▸ TASK DIRECTIONS
When you answer, restate the entries below without altering anything.
Segment Start: RECORDS PROVIDED
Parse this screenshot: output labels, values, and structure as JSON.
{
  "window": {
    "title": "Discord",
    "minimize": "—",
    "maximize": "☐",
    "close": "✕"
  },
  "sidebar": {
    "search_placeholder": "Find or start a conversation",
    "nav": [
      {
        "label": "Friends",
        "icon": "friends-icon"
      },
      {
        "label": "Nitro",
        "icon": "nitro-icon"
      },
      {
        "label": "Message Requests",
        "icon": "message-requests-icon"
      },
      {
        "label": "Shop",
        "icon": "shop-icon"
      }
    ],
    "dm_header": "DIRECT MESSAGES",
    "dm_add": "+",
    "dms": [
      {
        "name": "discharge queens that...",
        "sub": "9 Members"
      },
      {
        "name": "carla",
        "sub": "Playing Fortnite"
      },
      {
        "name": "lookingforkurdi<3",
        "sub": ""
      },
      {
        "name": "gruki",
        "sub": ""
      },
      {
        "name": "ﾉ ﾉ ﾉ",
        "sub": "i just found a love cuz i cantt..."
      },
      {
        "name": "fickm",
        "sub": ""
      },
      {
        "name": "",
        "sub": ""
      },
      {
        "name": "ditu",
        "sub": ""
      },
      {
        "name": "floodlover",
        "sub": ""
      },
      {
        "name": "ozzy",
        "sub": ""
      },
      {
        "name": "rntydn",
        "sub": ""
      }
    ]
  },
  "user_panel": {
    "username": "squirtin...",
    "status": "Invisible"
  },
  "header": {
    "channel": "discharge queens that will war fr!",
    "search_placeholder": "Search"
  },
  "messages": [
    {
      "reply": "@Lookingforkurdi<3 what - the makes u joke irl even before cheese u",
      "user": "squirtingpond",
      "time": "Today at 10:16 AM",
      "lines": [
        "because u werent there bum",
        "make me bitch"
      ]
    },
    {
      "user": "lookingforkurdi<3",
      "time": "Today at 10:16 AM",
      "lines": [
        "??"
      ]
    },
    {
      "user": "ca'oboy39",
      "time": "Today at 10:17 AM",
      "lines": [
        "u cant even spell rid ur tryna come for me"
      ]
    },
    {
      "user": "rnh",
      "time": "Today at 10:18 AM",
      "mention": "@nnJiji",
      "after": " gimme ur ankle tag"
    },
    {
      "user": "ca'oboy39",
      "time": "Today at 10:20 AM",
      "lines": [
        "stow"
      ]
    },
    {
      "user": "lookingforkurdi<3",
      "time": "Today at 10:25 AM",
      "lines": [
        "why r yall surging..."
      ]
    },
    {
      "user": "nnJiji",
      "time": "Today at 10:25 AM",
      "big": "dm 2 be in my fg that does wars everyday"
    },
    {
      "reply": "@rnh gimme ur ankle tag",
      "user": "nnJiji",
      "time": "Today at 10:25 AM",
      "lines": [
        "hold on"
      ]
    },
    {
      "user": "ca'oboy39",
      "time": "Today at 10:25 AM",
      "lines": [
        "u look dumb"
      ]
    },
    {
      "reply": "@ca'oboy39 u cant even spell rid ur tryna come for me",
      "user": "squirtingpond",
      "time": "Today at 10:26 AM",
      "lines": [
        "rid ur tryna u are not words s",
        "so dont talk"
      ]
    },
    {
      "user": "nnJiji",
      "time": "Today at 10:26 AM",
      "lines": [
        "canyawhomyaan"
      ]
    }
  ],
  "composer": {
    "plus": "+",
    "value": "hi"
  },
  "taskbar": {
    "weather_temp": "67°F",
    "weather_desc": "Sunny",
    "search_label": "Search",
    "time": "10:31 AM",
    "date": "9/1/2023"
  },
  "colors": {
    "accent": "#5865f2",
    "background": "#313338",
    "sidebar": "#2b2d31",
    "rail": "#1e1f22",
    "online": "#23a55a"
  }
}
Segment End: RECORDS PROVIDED
▸ EXERCISE RESPONSE
Parse this screenshot: output labels, values, and structure as JSON.
{
  "window": {
    "title": "Discord",
    "minimize": "—",
    "maximize": "☐",
    "close": "✕"
  },
  "sidebar": {
    "search_placeholder": "Find or start a conversation",
    "nav": [
      {
        "label": "Friends",
        "icon": "friends-icon"
      },
      {
        "label": "Nitro",
        "icon": "nitro-icon"
      },
      {
        "label": "Message Requests",
        "icon": "message-requests-icon"
      },
      {
        "label": "Shop",
        "icon": "shop-icon"
      }
    ],
    "dm_header": "DIRECT MESSAGES",
    "dm_add": "+",
    "dms": [
      {
        "name": "discharge queens that...",
        "sub": "9 Members"
      },
      {
        "name": "carla",
        "sub": "Playing Fortnite"
      },
      {
        "name": "lookingforkurdi<3",
        "sub": ""
      },
      {
        "name": "gruki",
        "sub": ""
      },
      {
        "name": "ﾉ ﾉ ﾉ",
        "sub": "i just found a love cuz i cantt..."
      },
      {
        "name": "fickm",
        "sub": ""
      },
      {
        "name": "",
        "sub": ""
      },
      {
        "name": "ditu",
        "sub": ""
      },
      {
        "name": "floodlover",
        "sub": ""
      },
      {
        "name": "ozzy",
        "sub": ""
      },
      {
        "name": "rntydn",
        "sub": ""
      }
    ]
  },
  "user_panel": {
    "username": "squirtin...",
    "status": "Invisible"
  },
  "header": {
    "channel": "discharge queens that will war fr!",
    "search_placeholder": "Search"
  },
  "messages": [
    {
      "reply": "@Lookingforkurdi<3 what - the makes u joke irl even before cheese u",
      "user": "squirtingpond",
      "time": "Today at 10:16 AM",
      "lines": [
        "because u werent there bum",
        "make me bitch"
      ]
    },
    {
      "user": "lookingforkurdi<3",
      "time": "Today at 10:16 AM",
      "lines": [
        "??"
      ]
    },
    {
      "user": "ca'oboy39",
      "time": "Today at 10:17 AM",
      "lines": [
        "u cant even spell rid ur tryna come for me"
      ]
    },
    {
      "user": "rnh",
      "time": "Today at 10:18 AM",
      "mention": "@nnJiji",
      "after": " gimme ur ankle tag"
    },
    {
      "user": "ca'oboy39",
      "time": "Today at 10:20 AM",
      "lines": [
        "stow"
      ]
    },
    {
      "user": "lookingforkurdi<3",
      "time": "Today at 10:25 AM",
      "lines": [
        "why r yall surging..."
      ]
    },
    {
      "user": "nnJiji",
      "time": "Today at 10:25 AM",
      "big": "dm 2 be in my fg that does wars everyday"
    },
    {
      "reply": "@rnh gimme ur ankle tag",
      "user": "nnJiji",
      "time": "Today at 10:25 AM",
      "lines": [
        "hold on"
      ]
    },
    {
      "user": "ca'oboy39",
      "time": "Today at 10:25 AM",
      "lines": [
        "u look dumb"
      ]
    },
    {
      "reply": "@ca'oboy39 u cant even spell rid ur tryna come for me",
      "user": "squirtingpond",
      "time": "Today at 10:26 AM",
      "lines": [
        "rid ur tryna u are not words s",
        "so dont talk"
      ]
    },
    {
      "user": "nnJiji",
      "time": "Today at 10:26 AM",
      "lines": [
        "canyawhomyaan"
      ]
    }
  ],
  "composer": {
    "plus": "+",
    "value": "hi"
  },
  "taskbar": {
    "weather_temp": "67°F",
    "weather_desc": "Sunny",
    "search_label": "Search",
    "time": "10:31 AM",
    "date": "9/1/2023"
  },
  "colors": {
    "accent": "#5865f2",
    "background": "#313338",
    "sidebar": "#2b2d31",
    "rail": "#1e1f22",
    "online": "#23a55a"
  }
}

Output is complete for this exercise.